WORK ITEM
Restate the full set of records exactly, word for word.

DATA FOR PROCESSING
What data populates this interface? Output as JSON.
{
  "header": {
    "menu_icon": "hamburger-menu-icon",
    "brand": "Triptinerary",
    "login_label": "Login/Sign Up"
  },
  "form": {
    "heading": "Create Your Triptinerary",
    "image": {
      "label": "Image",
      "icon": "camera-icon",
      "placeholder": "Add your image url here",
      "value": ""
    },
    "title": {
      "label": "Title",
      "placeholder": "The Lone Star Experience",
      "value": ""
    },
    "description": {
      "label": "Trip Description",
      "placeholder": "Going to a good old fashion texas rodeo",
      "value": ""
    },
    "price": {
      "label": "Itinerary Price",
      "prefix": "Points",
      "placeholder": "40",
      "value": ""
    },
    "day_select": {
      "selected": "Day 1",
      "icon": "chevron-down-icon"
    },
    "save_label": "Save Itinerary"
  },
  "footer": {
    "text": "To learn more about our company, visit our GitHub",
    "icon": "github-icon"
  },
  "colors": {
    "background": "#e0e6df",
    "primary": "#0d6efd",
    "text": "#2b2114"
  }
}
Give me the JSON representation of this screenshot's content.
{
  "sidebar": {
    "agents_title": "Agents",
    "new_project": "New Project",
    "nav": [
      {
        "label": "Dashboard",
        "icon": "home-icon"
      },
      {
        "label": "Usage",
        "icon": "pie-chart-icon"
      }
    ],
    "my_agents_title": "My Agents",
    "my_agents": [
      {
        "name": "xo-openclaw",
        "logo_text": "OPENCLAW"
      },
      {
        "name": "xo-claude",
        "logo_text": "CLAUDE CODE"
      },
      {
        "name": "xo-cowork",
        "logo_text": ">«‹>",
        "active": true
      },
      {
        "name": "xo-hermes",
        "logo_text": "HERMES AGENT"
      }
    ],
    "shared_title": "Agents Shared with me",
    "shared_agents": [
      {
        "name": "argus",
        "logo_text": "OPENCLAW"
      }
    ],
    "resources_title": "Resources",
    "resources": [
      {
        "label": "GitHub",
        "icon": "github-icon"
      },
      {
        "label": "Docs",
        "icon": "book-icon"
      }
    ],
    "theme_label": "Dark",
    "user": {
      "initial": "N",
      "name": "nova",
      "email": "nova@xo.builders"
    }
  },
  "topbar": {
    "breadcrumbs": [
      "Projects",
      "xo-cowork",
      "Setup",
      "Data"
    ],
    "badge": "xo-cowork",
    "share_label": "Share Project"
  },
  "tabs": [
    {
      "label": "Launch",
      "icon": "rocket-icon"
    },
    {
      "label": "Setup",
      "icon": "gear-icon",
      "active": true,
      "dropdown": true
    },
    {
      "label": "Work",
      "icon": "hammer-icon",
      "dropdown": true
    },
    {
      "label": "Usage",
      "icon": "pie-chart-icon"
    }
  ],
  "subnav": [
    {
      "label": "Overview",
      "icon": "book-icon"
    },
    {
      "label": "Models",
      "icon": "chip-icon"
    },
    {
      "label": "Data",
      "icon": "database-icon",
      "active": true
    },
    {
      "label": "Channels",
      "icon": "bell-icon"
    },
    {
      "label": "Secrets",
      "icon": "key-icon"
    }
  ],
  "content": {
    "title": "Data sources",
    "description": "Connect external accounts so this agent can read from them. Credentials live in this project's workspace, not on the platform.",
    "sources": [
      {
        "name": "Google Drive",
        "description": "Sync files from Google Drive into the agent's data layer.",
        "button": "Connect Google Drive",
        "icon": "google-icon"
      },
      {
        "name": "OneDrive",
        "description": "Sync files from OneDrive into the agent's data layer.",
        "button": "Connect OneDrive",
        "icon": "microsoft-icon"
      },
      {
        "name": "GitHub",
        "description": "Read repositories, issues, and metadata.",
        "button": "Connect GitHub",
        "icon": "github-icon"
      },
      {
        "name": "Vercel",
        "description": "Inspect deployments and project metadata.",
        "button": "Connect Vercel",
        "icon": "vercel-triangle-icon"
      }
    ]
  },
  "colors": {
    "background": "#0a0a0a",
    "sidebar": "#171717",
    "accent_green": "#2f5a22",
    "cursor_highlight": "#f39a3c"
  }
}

ANSWER AREA
What data populates this interface? Output as JSON.
{
  "header": {
    "menu_icon": "hamburger-menu-icon",
    "brand": "Triptinerary",
    "login_label": "Login/Sign Up"
  },
  "form": {
    "heading": "Create Your Triptinerary",
    "image": {
      "label": "Image",
      "icon": "camera-icon",
      "placeholder": "Add your image url here",
      "value": ""
    },
    "title": {
      "label": "Title",
      "placeholder": "The Lone Star Experience",
      "value": ""
    },
    "description": {
      "label": "Trip Description",
      "placeholder": "Going to a good old fashion texas rodeo",
      "value": ""
    },
    "price": {
      "label": "Itinerary Price",
      "prefix": "Points",
      "placeholder": "40",
      "value": ""
    },
    "day_select": {
      "selected": "Day 1",
      "icon": "chevron-down-icon"
    },
    "save_label": "Save Itinerary"
  },
  "footer": {
    "text": "To learn more about our company, visit our GitHub",
    "icon": "github-icon"
  },
  "colors": {
    "background": "#e0e6df",
    "primary": "#0d6efd",
    "text": "#2b2114"
  }
}
Give me the JSON representation of this screenshot's content.
{
  "sidebar": {
    "agents_title": "Agents",
    "new_project": "New Project",
    "nav": [
      {
        "label": "Dashboard",
        "icon": "home-icon"
      },
      {
        "label": "Usage",
        "icon": "pie-chart-icon"
      }
    ],
    "my_agents_title": "My Agents",
    "my_agents": [
      {
        "name": "xo-openclaw",
        "logo_text": "OPENCLAW"
      },
      {
        "name": "xo-claude",
        "logo_text": "CLAUDE CODE"
      },
      {
        "name": "xo-cowork",
        "logo_text": ">«‹>",
        "active": true
      },
      {
        "name": "xo-hermes",
        "logo_text": "HERMES AGENT"
      }
    ],
    "shared_title": "Agents Shared with me",
    "shared_agents": [
      {
        "name": "argus",
        "logo_text": "OPENCLAW"
      }
    ],
    "resources_title": "Resources",
    "resources": [
      {
        "label": "GitHub",
        "icon": "github-icon"
      },
      {
        "label": "Docs",
        "icon": "book-icon"
      }
    ],
    "theme_label": "Dark",
    "user": {
      "initial": "N",
      "name": "nova",
      "email": "nova@xo.builders"
    }
  },
  "topbar": {
    "breadcrumbs": [
      "Projects",
      "xo-cowork",
      "Setup",
      "Data"
    ],
    "badge": "xo-cowork",
    "share_label": "Share Project"
  },
  "tabs": [
    {
      "label": "Launch",
      "icon": "rocket-icon"
    },
    {
      "label": "Setup",
      "icon": "gear-icon",
      "active": true,
      "dropdown": true
    },
    {
      "label": "Work",
      "icon": "hammer-icon",
      "dropdown": true
    },
    {
      "label": "Usage",
      "icon": "pie-chart-icon"
    }
  ],
  "subnav": [
    {
      "label": "Overview",
      "icon": "book-icon"
    },
    {
      "label": "Models",
      "icon": "chip-icon"
    },
    {
      "label": "Data",
      "icon": "database-icon",
      "active": true
    },
    {
      "label": "Channels",
      "icon": "bell-icon"
    },
    {
      "label": "Secrets",
      "icon": "key-icon"
    }
  ],
  "content": {
    "title": "Data sources",
    "description": "Connect external accounts so this agent can read from them. Credentials live in this project's workspace, not on the platform.",
    "sources": [
      {
        "name": "Google Drive",
        "description": "Sync files from Google Drive into the agent's data layer.",
        "button": "Connect Google Drive",
        "icon": "google-icon"
      },
      {
        "name": "OneDrive",
        "description": "Sync files from OneDrive into the agent's data layer.",
        "button": "Connect OneDrive",
        "icon": "microsoft-icon"
      },
      {
        "name": "GitHub",
        "description": "Read repositories, issues, and metadata.",
        "button": "Connect GitHub",
        "icon": "github-icon"
      },
      {
        "name": "Vercel",
        "description": "Inspect deployments and project metadata.",
        "button": "Connect Vercel",
        "icon": "vercel-triangle-icon"
      }
    ]
  },
  "colors": {
    "background": "#0a0a0a",
    "sidebar": "#171717",
    "accent_green": "#2f5a22",
    "cursor_highlight": "#f39a3c"
  }
}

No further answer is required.